Zones of control
In many games, units exert a zone of control. With the notable exception of Civilization III, whose definition of "zone of control" is considerably different, a unit's zone of control is the eight tiles that surround the tile which the unit is on. It is generally illegal for a unit that is in an opposing civilization's zone of control to move into a space that is in another opposing zone of control. This not need be the same unit, or the same player. Thus, it is sometimes possible to form a defensive barrier using units that are strategically placed.
Units of an allied civilization, or similar "right of passage" agreement, ignore zones of control. Some units can also ignore zones of control, regardless of their nationality.
Many Civ games also employ a system of combat experience. A regular unit may be promoted to Veteran status, and receive certain statistic bonuses.

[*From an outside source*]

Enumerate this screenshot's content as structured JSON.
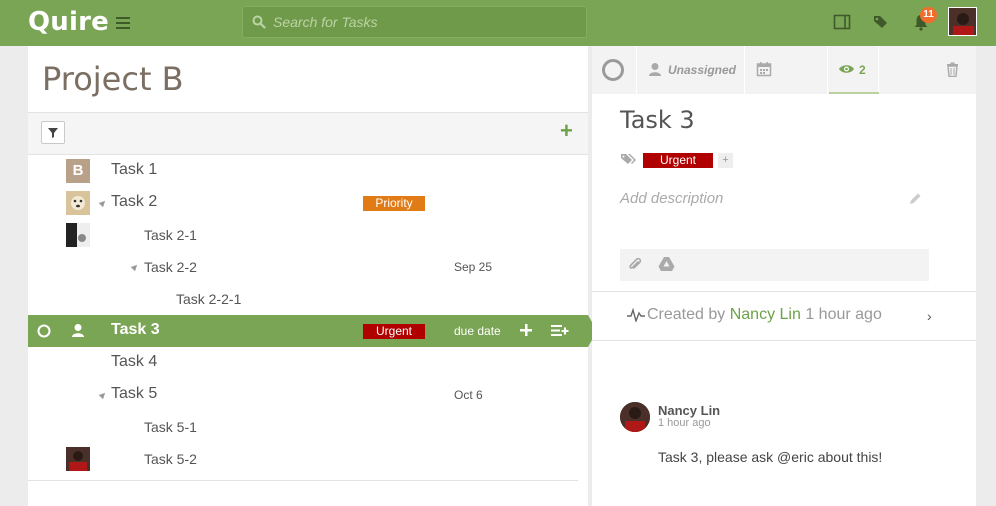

Veteran units in some games may be promoted further for more bonuses.
All Civ games except Colonization allow the possibility of nuclear war. For instance, all Civ games have nuclear warheads, and Civilization II allows spies to detonate nuclear devices. (The retrovirus Probe Team action in Sid Meier's Alpha Centauri is similar to this.) Use of a nuclear weapon usually has the following effects:
- If aimed at a city, half of its population dies
- If aimed at a stack of military units, the stack is completely destroyed. In Civilization III, however, there is a 50% chance that a unit in a stack survives with 50% health.
- Surrounding tiles have pollution added, influencing the possibility of global warming. In Civilization III, any terrain improvements on these tiles are also destroyed.
- In many games, every civilization will declare war on anyone that uses a nuclear weapon. In Sid Meier's Alpha Centauri, this happens only if the UN charter is in effect. In any case, the reputation of the user of the nuclear weapon is greatly soured.
Using nuclear weapons is not recommended unless you either have a lock on the game and want to finish it more quickly, or are in such a desperate losing position that it is the only thing that may turn the tide in your favor. Of course, if you are playing a one-on-one game, or all civs but you and another civ are eliminated, and you are at war with the other civ, you shouldn't worry about other civs declaring war on you, because there is no other civ to declare war on you! Another time one might use nuclear weapons is if you might be able to stockpile enough weapons to destroy enough cities to obtain victory.